- YOUR ASSIGNMENT
Determine the number of lines in the data that contain "NativeMethodAccessorImpl". Answer with that number only.

- DATA RECORDS
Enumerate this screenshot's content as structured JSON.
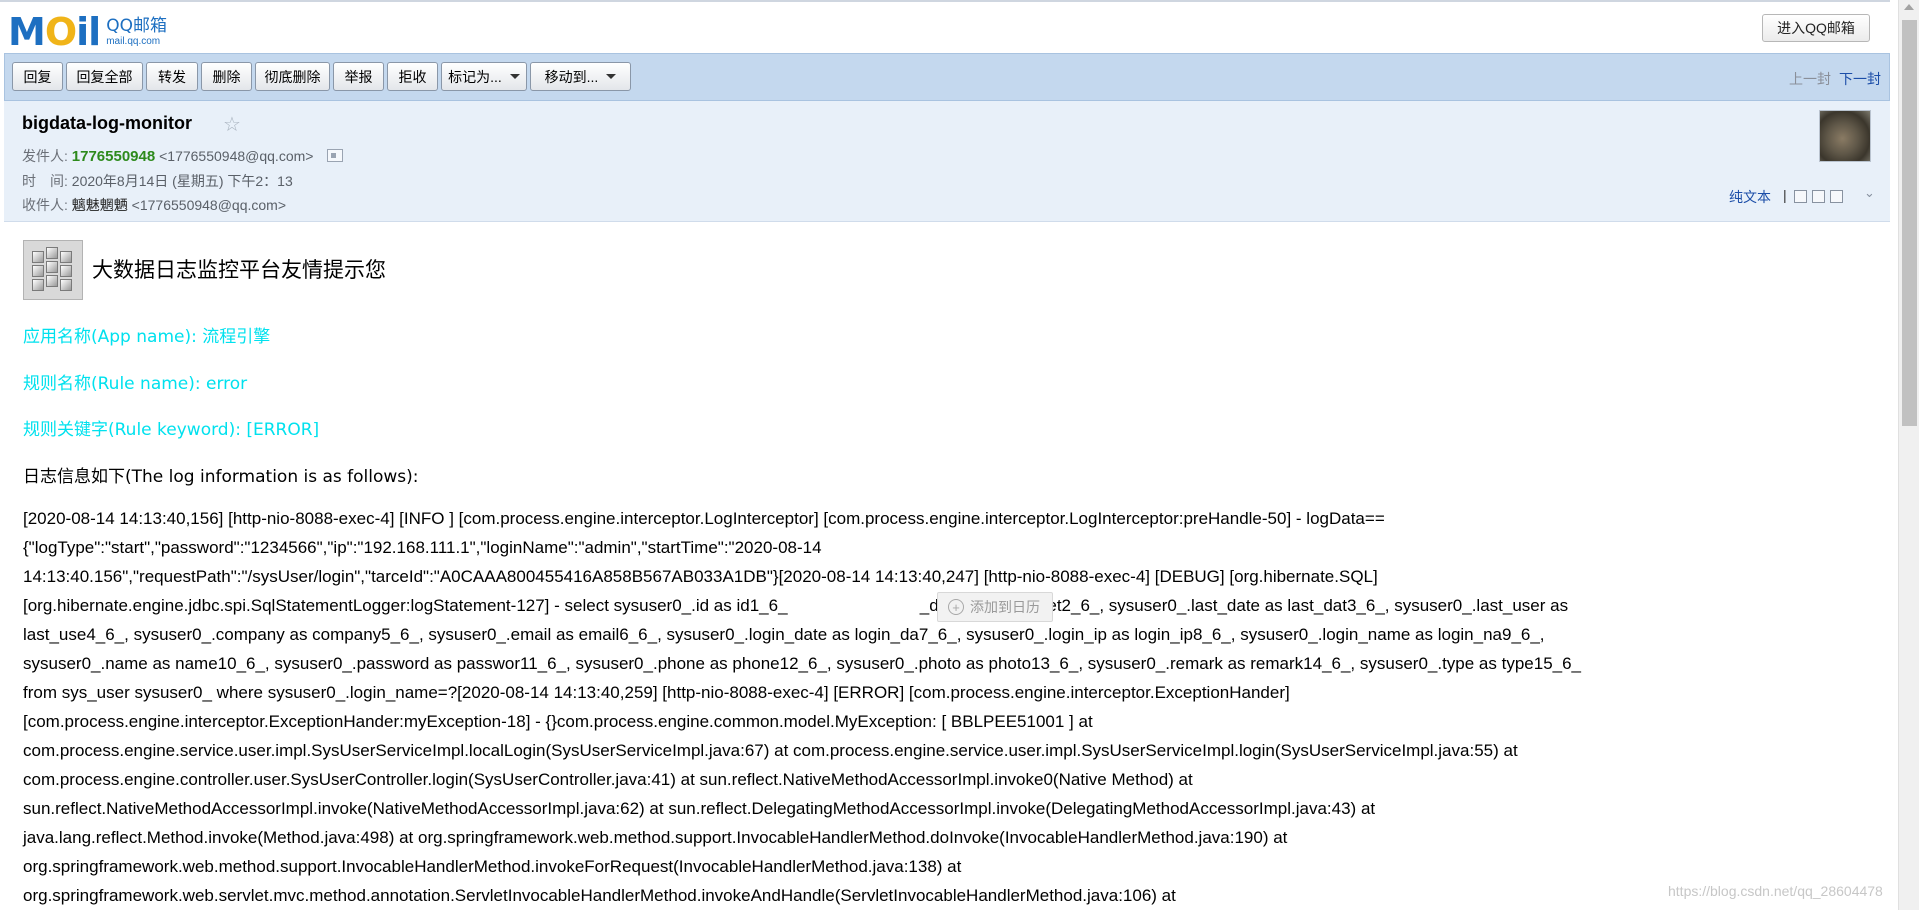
{
  "header": {
    "logo_mail": "MOil",
    "logo_cn": "QQ邮箱",
    "logo_url": "mail.qq.com",
    "enter_button": "进入QQ邮箱"
  },
  "toolbar": {
    "buttons": [
      "回复",
      "回复全部",
      "转发",
      "删除",
      "彻底删除",
      "举报",
      "拒收"
    ],
    "dropdowns": [
      "标记为...",
      "移动到..."
    ],
    "prev": "上一封",
    "next": "下一封"
  },
  "mail": {
    "subject": "bigdata-log-monitor",
    "star": "☆",
    "sender_label": "发件人:",
    "sender_name": "1776550948",
    "sender_addr": "<1776550948@qq.com>",
    "time_label": "时　间:",
    "time_value": "2020年8月14日 (星期五) 下午2：13",
    "recipient_label": "收件人:",
    "recipient_name": "魑魅魍魉",
    "recipient_addr": "<1776550948@qq.com>",
    "plain_text": "纯文本",
    "separator": "|",
    "chevron": "⌄"
  },
  "content": {
    "title": "大数据日志监控平台友情提示您",
    "app_name": "应用名称(App name): 流程引擎",
    "rule_name": "规则名称(Rule name): error",
    "rule_keyword": "规则关键字(Rule keyword): [ERROR]",
    "log_intro": "日志信息如下(The log information is as follows):",
    "log_lines": [
      "[2020-08-14 14:13:40,156] [http-nio-8088-exec-4] [INFO ] [com.process.engine.interceptor.LogInterceptor] [com.process.engine.interceptor.LogInterceptor:preHandle-50] - logData==",
      "{\"logType\":\"start\",\"password\":\"1234566\",\"ip\":\"192.168.111.1\",\"loginName\":\"admin\",\"startTime\":\"2020-08-14",
      "14:13:40.156\",\"requestPath\":\"/sysUser/login\",\"tarceId\":\"A0CAAA800455416A858B567AB033A1DB\"}[2020-08-14 14:13:40,247] [http-nio-8088-exec-4] [DEBUG] [org.hibernate.SQL]",
      "[org.hibernate.engine.jdbc.spi.SqlStatementLogger:logStatement-127] - select sysuser0_.id as id1_6_                            _delete as is_delet2_6_, sysuser0_.last_date as last_dat3_6_, sysuser0_.last_user as",
      "last_use4_6_, sysuser0_.company as company5_6_, sysuser0_.email as email6_6_, sysuser0_.login_date as login_da7_6_, sysuser0_.login_ip as login_ip8_6_, sysuser0_.login_name as login_na9_6_,",
      "sysuser0_.name as name10_6_, sysuser0_.password as passwor11_6_, sysuser0_.phone as phone12_6_, sysuser0_.photo as photo13_6_, sysuser0_.remark as remark14_6_, sysuser0_.type as type15_6_",
      "from sys_user sysuser0_ where sysuser0_.login_name=?[2020-08-14 14:13:40,259] [http-nio-8088-exec-4] [ERROR] [com.process.engine.interceptor.ExceptionHander]",
      "[com.process.engine.interceptor.ExceptionHander:myException-18] - {}com.process.engine.common.model.MyException: [ BBLPEE51001 ] at",
      "com.process.engine.service.user.impl.SysUserServiceImpl.localLogin(SysUserServiceImpl.java:67) at com.process.engine.service.user.impl.SysUserServiceImpl.login(SysUserServiceImpl.java:55) at",
      "com.process.engine.controller.user.SysUserController.login(SysUserController.java:41) at sun.reflect.NativeMethodAccessorImpl.invoke0(Native Method) at",
      "sun.reflect.NativeMethodAccessorImpl.invoke(NativeMethodAccessorImpl.java:62) at sun.reflect.DelegatingMethodAccessorImpl.invoke(DelegatingMethodAccessorImpl.java:43) at",
      "java.lang.reflect.Method.invoke(Method.java:498) at org.springframework.web.method.support.InvocableHandlerMethod.doInvoke(InvocableHandlerMethod.java:190) at",
      "org.springframework.web.method.support.InvocableHandlerMethod.invokeForRequest(InvocableHandlerMethod.java:138) at",
      "org.springframework.web.servlet.mvc.method.annotation.ServletInvocableHandlerMethod.invokeAndHandle(ServletInvocableHandlerMethod.java:106) at"
    ],
    "calendar_chip": "添加到日历",
    "watermark": "https://blog.csdn.net/qq_28604478"
  },
  "colors": {
    "toolbar_bg": "#c4d8ee",
    "header_bg": "#e8f0f9",
    "sender_green": "#2d8a1c",
    "link_blue": "#1c4ea8",
    "cyan_text": "#00e1ee"
  }
}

- ANSWER TO THIS TASK
2